?Go ye out of Babylon; gather ye out from among the nations, from the four winds, from one end of heaven to the other ? Go ye out from among the nations, even from Babylon, from the midst of wickedness, which is spiritual Babylon? (D&C 133:7, 14). This counsel has particular application to the Saints in our day. There is much in our world that partakes of the pride, the lust, the materialism, and the sins of Babylon. There is much that seeks to replace God in our hearts?the endless quest for wealth, the near-worship of sports and entertainment ?stars,? the deep desire of most people to seek and reach their own goals rather than God?s. Babylon is alive and well in our times?but, as prophesied, Babylon will fall.

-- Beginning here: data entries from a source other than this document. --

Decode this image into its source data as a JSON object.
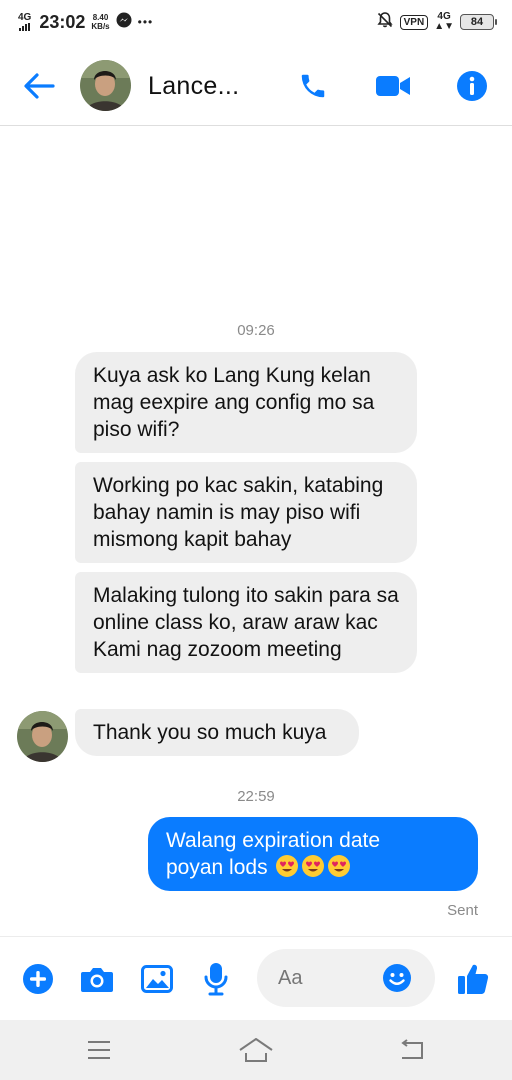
{
  "status_bar": {
    "network": "4G",
    "time": "23:02",
    "speed_value": "8.40",
    "speed_unit": "KB/s",
    "more": "•••",
    "vpn": "VPN",
    "network_right": "4G",
    "battery": "84"
  },
  "header": {
    "contact_name": "Lance...",
    "accent_color": "#0a7cff",
    "icons": [
      "back-arrow-icon",
      "phone-icon",
      "video-camera-icon",
      "info-icon"
    ]
  },
  "chat": {
    "timestamps": [
      "09:26",
      "22:59"
    ],
    "incoming": [
      {
        "text": "Kuya ask ko Lang Kung kelan mag eexpire ang config mo sa piso wifi?"
      },
      {
        "text": "Working po kac sakin, katabing bahay namin is may piso wifi mismong kapit bahay"
      },
      {
        "text": "Malaking tulong ito sakin para sa online class ko, araw araw kac Kami nag zozoom meeting"
      },
      {
        "text": "Thank you so much kuya"
      }
    ],
    "outgoing": {
      "line1": "Walang expiration date",
      "line2": "poyan lods",
      "emojis": [
        "heart-eyes-emoji",
        "heart-eyes-emoji",
        "heart-eyes-emoji"
      ]
    },
    "sent_label": "Sent",
    "incoming_bubble_color": "#eeeeee",
    "outgoing_bubble_color": "#0a7cff"
  },
  "composer": {
    "placeholder": "Aa",
    "icons": [
      "plus-icon",
      "camera-icon",
      "gallery-icon",
      "microphone-icon",
      "emoji-icon",
      "thumbs-up-icon"
    ]
  },
  "system_nav": {
    "icons": [
      "menu-icon",
      "home-icon",
      "back-icon"
    ]
  }
}
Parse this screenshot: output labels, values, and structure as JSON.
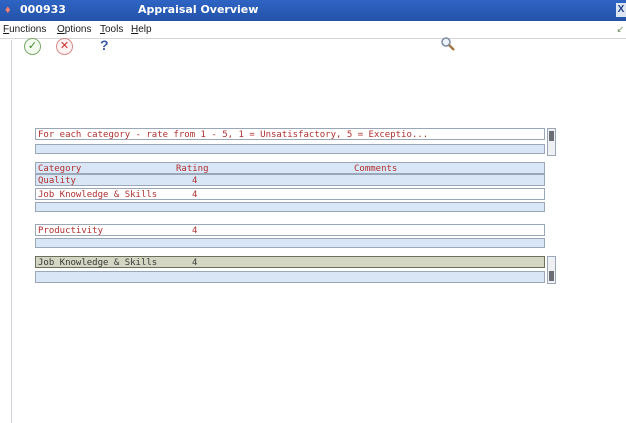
{
  "titlebar": {
    "form_id": "000933",
    "title": "Appraisal Overview",
    "close_glyph": "X"
  },
  "menu": {
    "items": [
      {
        "label": "Functions",
        "accel": "F"
      },
      {
        "label": "Options",
        "accel": "O"
      },
      {
        "label": "Tools",
        "accel": "T"
      },
      {
        "label": "Help",
        "accel": "H"
      }
    ]
  },
  "toolbar": {
    "ok_icon": "checkmark-icon",
    "cancel_icon": "x-icon",
    "help_glyph": "?",
    "find_icon": "magnifier-icon"
  },
  "grid": {
    "instructions": "For each category - rate from 1 - 5, 1 = Unsatisfactory, 5 = Exceptio...",
    "headers": {
      "category": "Category",
      "rating": "Rating",
      "comments": "Comments"
    },
    "rows": [
      {
        "category": "Quality",
        "rating": "4"
      },
      {
        "category": "Job Knowledge & Skills",
        "rating": "4"
      },
      {
        "category": "",
        "rating": ""
      },
      {
        "category": "Productivity",
        "rating": "4"
      },
      {
        "category": "",
        "rating": ""
      },
      {
        "category": "Job Knowledge & Skills",
        "rating": "4"
      },
      {
        "category": "",
        "rating": ""
      }
    ],
    "selected_row": 5
  }
}
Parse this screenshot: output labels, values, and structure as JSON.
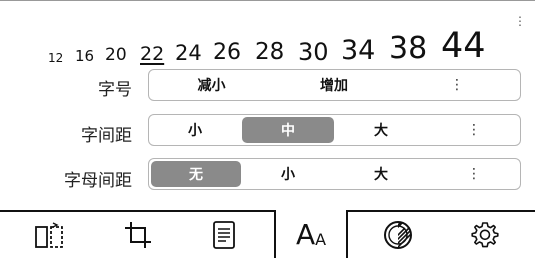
{
  "font_sizes": [
    "12",
    "16",
    "20",
    "22",
    "24",
    "26",
    "28",
    "30",
    "34",
    "38",
    "44"
  ],
  "selected_size": "22",
  "rows": {
    "size": {
      "label": "字号",
      "options": [
        "减小",
        "增加"
      ],
      "more": "⋮"
    },
    "char_spacing": {
      "label": "字间距",
      "options": [
        "小",
        "中",
        "大"
      ],
      "selected": "中",
      "more": "⋮"
    },
    "letter_spacing": {
      "label": "字母间距",
      "options": [
        "无",
        "小",
        "大"
      ],
      "selected": "无",
      "more": "⋮"
    }
  },
  "top_menu": "⋮",
  "toolbar": {
    "items": [
      "page-layout-icon",
      "crop-icon",
      "document-icon",
      "font-icon",
      "contrast-icon",
      "settings-icon"
    ],
    "font_icon_big": "A",
    "font_icon_small": "A",
    "active": "font-icon"
  },
  "colors": {
    "active_segment": "#8a8a8a",
    "border": "#b5b5b5",
    "text": "#111111"
  }
}
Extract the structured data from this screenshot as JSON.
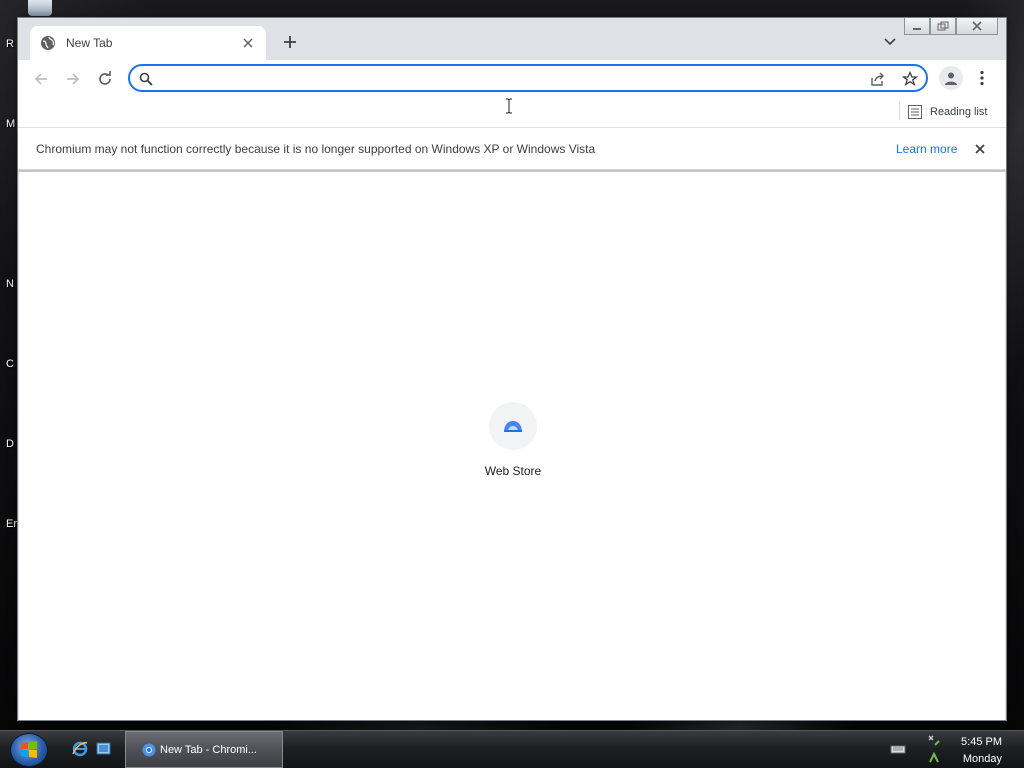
{
  "desktop": {
    "side_labels": [
      "R",
      "M",
      "N",
      "C",
      "D",
      "Er"
    ]
  },
  "window": {
    "controls": {
      "minimize": "minimize",
      "maximize": "maximize",
      "close": "close"
    }
  },
  "tabs": [
    {
      "title": "New Tab",
      "favicon": "globe-icon"
    }
  ],
  "toolbar": {
    "omnibox_value": "",
    "omnibox_placeholder": ""
  },
  "bookmarks_bar": {
    "reading_list_label": "Reading list"
  },
  "infobar": {
    "message": "Chromium may not function correctly because it is no longer supported on Windows XP or Windows Vista",
    "link_label": "Learn more"
  },
  "new_tab_page": {
    "shortcuts": [
      {
        "label": "Web Store",
        "icon": "web-store-icon"
      }
    ]
  },
  "taskbar": {
    "active_task_label": "New Tab - Chromi...",
    "clock_time": "5:45 PM",
    "clock_day": "Monday"
  },
  "colors": {
    "accent": "#1a73e8",
    "tabstrip": "#dee1e6"
  }
}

Clearly, for those who have a full opportunity to receive and apply the gospel during mortality, this life is the ?time and the day of your salvation?; it is ?the time for men to prepare to meet God ... the day for men to perform their labors? ? We must remember, however, that God?s eternal plan allows for repentance in the spirit world for those who did not have a full opportunity to receive the gospel in mortality (and only God can judge when that full opportunity has been given).

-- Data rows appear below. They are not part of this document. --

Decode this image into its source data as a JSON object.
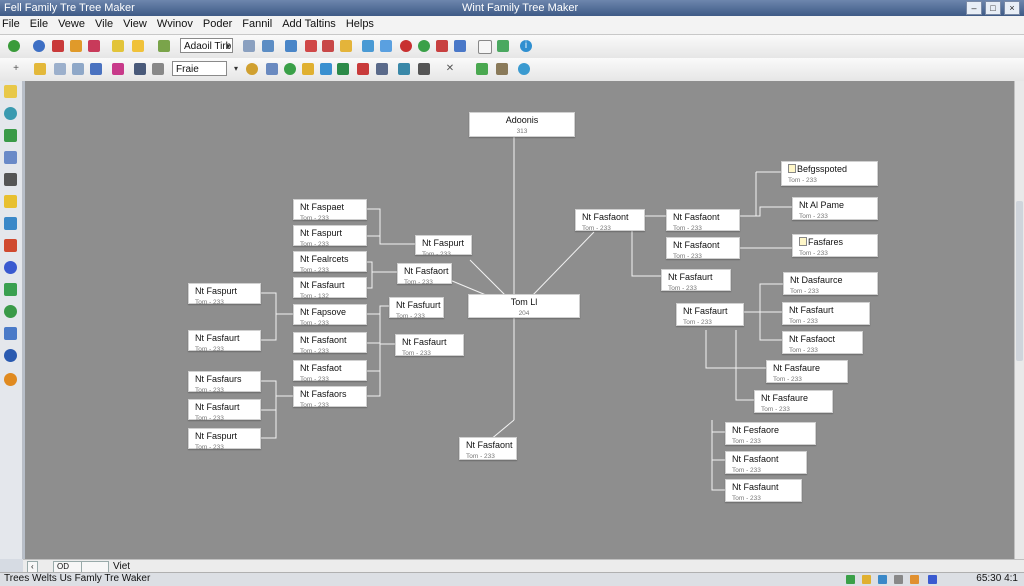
{
  "window": {
    "title_left": "Fell Family Tre Tree Maker",
    "title_center": "Wint Family Tree Maker"
  },
  "menu": [
    "File",
    "Eile",
    "Vewe",
    "Vile",
    "View",
    "Wvinov",
    "Poder",
    "Fannil",
    "Add Taltins",
    "Helps"
  ],
  "toolbar": {
    "font_select": "Adaoil Tirb",
    "style_select": "Fraie"
  },
  "tree": {
    "root": {
      "name": "Adoonis",
      "sub": "313"
    },
    "center": {
      "name": "Tom Ll",
      "sub": "204"
    },
    "bottom": {
      "name": "Nt Fasfaont",
      "sub": "Tom - 233"
    },
    "left_col3": [
      {
        "name": "Nt Faspaet",
        "sub": "Tom - 233"
      },
      {
        "name": "Nt Faspurt",
        "sub": "Tom - 233"
      },
      {
        "name": "Nt Fealrcets",
        "sub": "Tom - 233"
      },
      {
        "name": "Nt Fasfaurt",
        "sub": "Tom - 132"
      },
      {
        "name": "Nt Fapsove",
        "sub": "Tom - 233"
      },
      {
        "name": "Nt Fasfaont",
        "sub": "Tom - 233"
      },
      {
        "name": "Nt Fasfaot",
        "sub": "Tom - 233"
      },
      {
        "name": "Nt Fasfaors",
        "sub": "Tom - 233"
      }
    ],
    "left_col4": [
      {
        "name": "Nt Faspurt",
        "sub": "Tom - 233"
      },
      {
        "name": "Nt Fasfaort",
        "sub": "Tom - 233"
      },
      {
        "name": "Nt Fasfuurt",
        "sub": "Tom - 233"
      },
      {
        "name": "Nt Fasfaurt",
        "sub": "Tom - 233"
      }
    ],
    "left_col1": [
      {
        "name": "Nt Faspurt",
        "sub": "Tom - 233"
      },
      {
        "name": "Nt Fasfaurt",
        "sub": "Tom - 233"
      },
      {
        "name": "Nt Fasfaurs",
        "sub": "Tom - 233"
      },
      {
        "name": "Nt Fasfaurt",
        "sub": "Tom - 233"
      },
      {
        "name": "Nt Faspurt",
        "sub": "Tom - 233"
      }
    ],
    "right": [
      {
        "name": "Nt Fasfaont",
        "sub": "Tom - 233"
      },
      {
        "name": "Nt Fasfaont",
        "sub": "Tom - 233"
      },
      {
        "name": "Nt Fasfaont",
        "sub": "Tom - 233"
      },
      {
        "name": "Nt Fasfaurt",
        "sub": "Tom - 233"
      },
      {
        "name": "Nt Fasfaurt",
        "sub": "Tom - 233"
      },
      {
        "name": "Befgsspoted",
        "sub": "Tom - 233"
      },
      {
        "name": "Nt Al Pame",
        "sub": "Tom - 233"
      },
      {
        "name": "Fasfares",
        "sub": "Tom - 233"
      },
      {
        "name": "Nt Dasfaurce",
        "sub": "Tom - 233"
      },
      {
        "name": "Nt Fasfaurt",
        "sub": "Tom - 233"
      },
      {
        "name": "Nt Fasfaoct",
        "sub": "Tom - 233"
      },
      {
        "name": "Nt Fasfaure",
        "sub": "Tom - 233"
      },
      {
        "name": "Nt Fasfaure",
        "sub": "Tom - 233"
      },
      {
        "name": "Nt Fesfaore",
        "sub": "Tom - 233"
      },
      {
        "name": "Nt Fasfaont",
        "sub": "Tom - 233"
      },
      {
        "name": "Nt Fasfaunt",
        "sub": "Tom - 233"
      }
    ]
  },
  "hscroll": {
    "tab1": "OD",
    "tab2": "",
    "label": "Viet"
  },
  "status": {
    "text": "Trees Welts Us Famly Tre Waker",
    "clock": "65:30 4:1"
  }
}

How grateful we are for the glorious truth, as revealed to Joseph Smith, that ?all little children who die before they arrive at the years of accountability are saved in the celestial kingdom of heaven.? ? The gospel gives us at least one additional glorious doctrine concerning the death of little children. Our latter-day prophets have taught that when a righteous mother is ?deprived of the pleasure and joy? of rearing her child to adulthood because of premature death, that mother will have that privilege ?renewed to her? in the resurrection. But the circumstances will be much more favorable?parents will then be able to rear their children without sickness, sin, teenage rebellion, negative societal influences, and so forth.

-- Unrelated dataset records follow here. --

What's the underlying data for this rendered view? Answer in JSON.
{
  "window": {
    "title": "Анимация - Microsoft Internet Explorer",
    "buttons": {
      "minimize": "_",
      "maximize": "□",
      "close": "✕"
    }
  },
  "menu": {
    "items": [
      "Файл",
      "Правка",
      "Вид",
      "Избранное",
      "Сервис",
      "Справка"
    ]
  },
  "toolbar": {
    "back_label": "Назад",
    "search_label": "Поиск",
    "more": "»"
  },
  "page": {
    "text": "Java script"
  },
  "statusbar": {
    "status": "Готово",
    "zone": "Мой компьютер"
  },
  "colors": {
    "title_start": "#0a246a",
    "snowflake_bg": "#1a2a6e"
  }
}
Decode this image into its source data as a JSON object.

The Gulf Between Righteous and Wicked ? there was ?a great gulf fixed? between the righteous and the wicked in the spirit world (see 2 Nephi 9:12?13). The wicked could not go where the righteous were and the righteous could not go where the wicked were, even though they both dwelled in the same world. Latter-day prophets have made it clear that this gulf was bridged by Christ when he visited the spirit world ? The gulf represented some kind of barrier that prevented those who wanted to go back and forth between paradise and the spirit prison from doing so. Jesus? visit to the spirit world made it possible for those in paradise to visit those in prison to teach them the gospel, and it enabled the repentant in the spirit prison, who received the gospel ordinances, to leave the prison.
Death in the Millennium will have three major differences from how we know it now. First, there will be no premature death, either among children or adults. All will live to ?the age of man.? Second, when people die, their bodies will not be laid in the ground to decay and await the resurrection. Instead, they will be changed from a mortal to a resurrected state in an instant, ?in the twinkling of an eye.? As a result of these circumstances, those on earth will no longer experience any sorrow at the ?death? of loved ones (D&C 101:29). The third difference is a logical consequence of the second: no longer will people go to the spirit world when they die, but as the Lord said in this dispensation, ?when he dies he shall not sleep, that is to say in the earth, but shall be changed in the twinkling of an eye, and shall be caught up, and his rest shall be glorious? (D&C 101:30?31).
Our nightly sleep is a type and a shadow for death, and awakening in the morning symbolizes the resurrection. (See also the parallels listed under ?Morning? below.) Daniel used the word sleep to refer to death and awake to refer to the resurrection. ?And many of them that sleep in the dust of the earth shall awake, some to everlasting life, and some to shame and everlasting contempt? (Daniel 12:2). Other prophets have used similar language.